This morning I finished Stephen Greenblatt’s Renaissance Self-Fashioning. I had intended to move through it fairly rapidly. Instead, I ended up reading it with some care, savoring the quotations (especially, in retrospect, Spencer) and taking way too long with the thing. The construction of the book was impressive. I suppose that it was out of the ordinary in 1980 to mention Clifford Geertz as a methodological inspiration for a book on Renaissance literature, but discounting this, Greenblatt restrains himself from ‘theory’ for the whole, wonderful, first chapter. The second chapter, ‘the word of god in the age of mechanical reproduction’ makes elegant mention of Foucault, Freud and Benjamin in the space of ten pages. (Of course, the name of the chapter is Benjamin: can it be anything but a profound coincidence that ‘word of god’ and ‘work of art’ are so sonically similar?) Later in the book we get casual references to Lacan and Deleuze. The ease of all this is pleasant. Lacan’s
It is hard to put myself in a place where the story he tells of individuality molded and fashioned at every turn not so much by itself as by Power is a depressing or discouraging one. Perhaps it’s too familiar.

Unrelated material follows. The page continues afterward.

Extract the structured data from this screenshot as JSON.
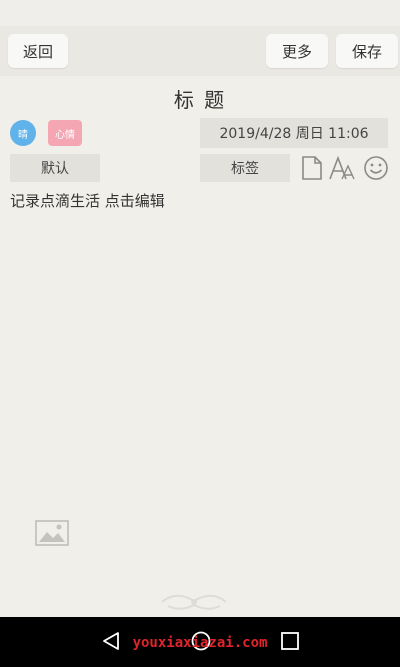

Still, the thing passes the first test for me of a good scholarly work on literature: it makes me think I should read more Elizabethan literature. Especially Spencer and Marlow. Ever since, some time ago, I read William James’ Varieties of Religious Experience, I’ve had in the back of my head that Foxe and some of the other early protestants would be fascinating. No doubt a crazy idea, that the texts themselves would disabuse me of fast. At any rate, I understand now why people were excited by ‘New Historicism:’ it could claim this book as its own.